Former Vice President Joe Biden endorsed six attorney general candidates, including in Ohio and Wisconsin, and the association plans to raise a record-breaking $15 million for November’s elections, said Lizzie Ulmer, a spokeswoman for the group.
The Republican Attorneys General Association, meanwhile, raised $26.6 million by mid-June, extending its own record.
Of this year’s 30 contested attorney general races, 18 posts are held by Republicans and 12 are held by Democrats. (An additional five are in play this year, but those posts are appointed by the governor or state lawmakers.)
Unlike in Congress, there is no inherent advantage to one party claiming the majority of attorney general posts. It takes just one attorney general to file a lawsuit.
But Democratic attorneys general see themselves as a firewall against an administration and their Republican counterparts focused on overturning many of the Obama-era policies they favor. In that arena, for both sides, every lawyer counts.
That is especially the case with health care, where fights over issues such as access to abortion have multiplied since President Donald Trump took office, and others are liable to end up in the courts at any time.
This month, a federal judge heard arguments in Texas v. United States on the constitutionality of the individual mandate, the requirement in the Affordable Care Act that all Americans obtain health insurance or pay a penalty.

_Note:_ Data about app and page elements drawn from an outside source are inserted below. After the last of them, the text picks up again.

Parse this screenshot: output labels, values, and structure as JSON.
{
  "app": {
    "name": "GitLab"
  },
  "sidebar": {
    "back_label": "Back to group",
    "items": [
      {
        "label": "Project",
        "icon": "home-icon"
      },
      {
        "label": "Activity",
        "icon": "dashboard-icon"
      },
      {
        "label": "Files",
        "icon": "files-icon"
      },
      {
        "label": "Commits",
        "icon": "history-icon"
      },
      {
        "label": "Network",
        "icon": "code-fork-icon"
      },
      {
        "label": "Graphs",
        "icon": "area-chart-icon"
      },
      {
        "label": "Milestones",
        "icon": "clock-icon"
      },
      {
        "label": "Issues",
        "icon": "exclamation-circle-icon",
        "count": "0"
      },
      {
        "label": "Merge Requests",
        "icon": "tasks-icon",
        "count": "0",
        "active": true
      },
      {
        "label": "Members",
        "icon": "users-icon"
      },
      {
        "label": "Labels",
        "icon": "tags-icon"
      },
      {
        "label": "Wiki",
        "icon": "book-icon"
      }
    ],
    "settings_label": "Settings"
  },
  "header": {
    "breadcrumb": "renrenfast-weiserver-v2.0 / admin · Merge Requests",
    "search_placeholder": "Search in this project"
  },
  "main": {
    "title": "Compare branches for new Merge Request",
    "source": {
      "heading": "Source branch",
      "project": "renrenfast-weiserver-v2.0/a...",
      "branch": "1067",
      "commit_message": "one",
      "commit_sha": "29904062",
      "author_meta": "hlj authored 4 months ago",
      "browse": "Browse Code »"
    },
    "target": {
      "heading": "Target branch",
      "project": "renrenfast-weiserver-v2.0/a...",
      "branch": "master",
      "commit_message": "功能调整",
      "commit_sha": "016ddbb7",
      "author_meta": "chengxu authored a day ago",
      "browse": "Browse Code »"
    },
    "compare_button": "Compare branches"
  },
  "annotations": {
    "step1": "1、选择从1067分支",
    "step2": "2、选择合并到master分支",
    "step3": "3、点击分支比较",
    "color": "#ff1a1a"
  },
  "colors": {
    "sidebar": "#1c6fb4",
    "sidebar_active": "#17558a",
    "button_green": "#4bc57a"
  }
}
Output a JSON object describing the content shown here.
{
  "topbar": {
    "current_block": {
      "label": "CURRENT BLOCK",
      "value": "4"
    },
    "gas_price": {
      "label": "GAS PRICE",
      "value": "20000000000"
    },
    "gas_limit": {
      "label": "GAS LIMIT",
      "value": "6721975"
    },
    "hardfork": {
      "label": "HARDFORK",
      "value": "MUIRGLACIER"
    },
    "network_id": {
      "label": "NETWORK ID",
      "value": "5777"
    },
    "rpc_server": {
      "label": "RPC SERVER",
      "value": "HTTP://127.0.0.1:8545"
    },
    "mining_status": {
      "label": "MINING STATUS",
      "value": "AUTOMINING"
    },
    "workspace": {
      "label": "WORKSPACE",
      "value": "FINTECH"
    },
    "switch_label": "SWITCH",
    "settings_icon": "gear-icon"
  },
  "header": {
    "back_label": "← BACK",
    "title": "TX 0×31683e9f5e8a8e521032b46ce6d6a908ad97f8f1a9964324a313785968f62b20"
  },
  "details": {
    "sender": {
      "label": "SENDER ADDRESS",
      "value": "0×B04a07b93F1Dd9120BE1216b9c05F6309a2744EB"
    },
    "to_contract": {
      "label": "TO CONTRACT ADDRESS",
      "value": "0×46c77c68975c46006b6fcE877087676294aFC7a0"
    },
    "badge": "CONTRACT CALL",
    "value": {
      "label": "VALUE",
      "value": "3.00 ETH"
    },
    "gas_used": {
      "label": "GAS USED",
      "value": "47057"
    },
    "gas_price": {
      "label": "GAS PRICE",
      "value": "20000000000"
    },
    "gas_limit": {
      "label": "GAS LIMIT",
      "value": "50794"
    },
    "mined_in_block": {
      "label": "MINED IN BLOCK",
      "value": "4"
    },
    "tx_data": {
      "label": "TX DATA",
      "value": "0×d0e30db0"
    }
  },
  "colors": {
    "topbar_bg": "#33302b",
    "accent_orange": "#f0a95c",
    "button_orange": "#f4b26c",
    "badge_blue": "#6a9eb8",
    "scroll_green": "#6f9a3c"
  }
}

The plaintiffs – a Texas-led coalition of 20 states and two individuals – cited a law passed late last year that eliminated the penalty and argued the individual mandate is unconstitutional. By extension, they said, so is the rest of the health care law.
They asked for a preliminary injunction that could halt Obamacare – including popular provisions such as protections for people with pre-existing conditions – in its tracks.

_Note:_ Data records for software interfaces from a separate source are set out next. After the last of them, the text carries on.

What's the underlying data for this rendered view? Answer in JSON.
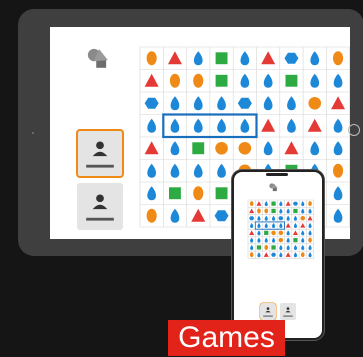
{
  "caption": {
    "text": "Games"
  },
  "app": {
    "icon": "shapes-icon"
  },
  "colors": {
    "red": "#e53935",
    "orange": "#ef8a17",
    "blue": "#1e88d8",
    "green": "#2eaa43",
    "highlight": "#1a6fbd"
  },
  "board": {
    "rows": [
      [
        "orange",
        "triangle",
        "drop",
        "green",
        "drop",
        "triangle",
        "hexagon",
        "drop",
        "orange"
      ],
      [
        "triangle",
        "orange",
        "orange",
        "green",
        "drop",
        "drop",
        "green",
        "drop",
        "drop"
      ],
      [
        "hexagon",
        "drop",
        "drop",
        "drop",
        "hexagon",
        "drop",
        "drop",
        "circle",
        "triangle"
      ],
      [
        "drop",
        "drop",
        "drop",
        "drop",
        "drop",
        "triangle",
        "drop",
        "triangle",
        "drop"
      ],
      [
        "triangle",
        "drop",
        "green",
        "circle",
        "circle",
        "drop",
        "triangle",
        "drop",
        "drop"
      ],
      [
        "drop",
        "drop",
        "drop",
        "drop",
        "circle",
        "drop",
        "green",
        "drop",
        "orange"
      ],
      [
        "drop",
        "green",
        "orange",
        "green",
        "drop",
        "drop",
        "drop",
        "drop",
        "drop"
      ],
      [
        "orange",
        "drop",
        "triangle",
        "hexagon",
        "drop",
        "triangle",
        "drop",
        "orange",
        "drop"
      ]
    ],
    "selected_row": 3,
    "selected_cols": [
      1,
      2,
      3,
      4
    ]
  },
  "players": [
    {
      "name": "player-1",
      "active": true
    },
    {
      "name": "player-2",
      "active": false
    }
  ]
}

Ken Paxton, the attorney general of Texas, defended his decision to challenge protections that have broad support, including among Republicans, saying he has a duty to fight laws that harm Texans and defy the Constitution.
“The least compassionate thing we could do for those with pre-existing health problems is to take away their access to high-quality care from doctors of their own choosing and place them entirely at the mercy of the federal government,” Matt Welch, Paxton’s campaign spokesman, said in a statement.
The possibility that insurers would no longer be required to cover those with pre-existing conditions has proved explosive, offering Democrats a powerful rallying cry beyond attorney general races. In Missouri and West Virginia, states that Trump won in 2016 but are represented by Democratic senators, the issue has followed the Republican attorneys general – Missouri’s Josh Hawley and West Virginia’s Patrick Morrisey – as they run for Senate.
“We’re wasting millions and millions of dollars of taxpayer money trying to take away pre-existing condition protections not just for all Texans but all Americans,” said Justin Nelson, Paxton’s Democratic challenger. If he wins his long-shot bid, he said, he will withdraw Texas from the case.
Even if Paxton were to defy expectations and lose, Texas’ legal and financial backing for the case could easily be picked up by another state.
Wisconsin Attorney General Brad Schimel has taken a leading role in Texas v. United States and in a challenge in 2016 to an Obama administration rule banning discrimination in health care based on gender identity, among other cases.
The Republican has drawn a formidable Democratic challenger. Former Assistant U.S. Attorney Josh Kaul, who prosecuted federal drug crimes, has promised to focus on the state’s backlog of untested rape kits and take a more aggressive approach to the opioid epidemic.
“We’re not going to beat that without ensuring our efforts are targeting large-scale drug traffickers,” he said.
Kaiser Health News (KHN) is a nonprofit news service covering health issues. It is an editorially independent program of the Kaiser Family Foundation that is not affiliated with Kaiser Permanente.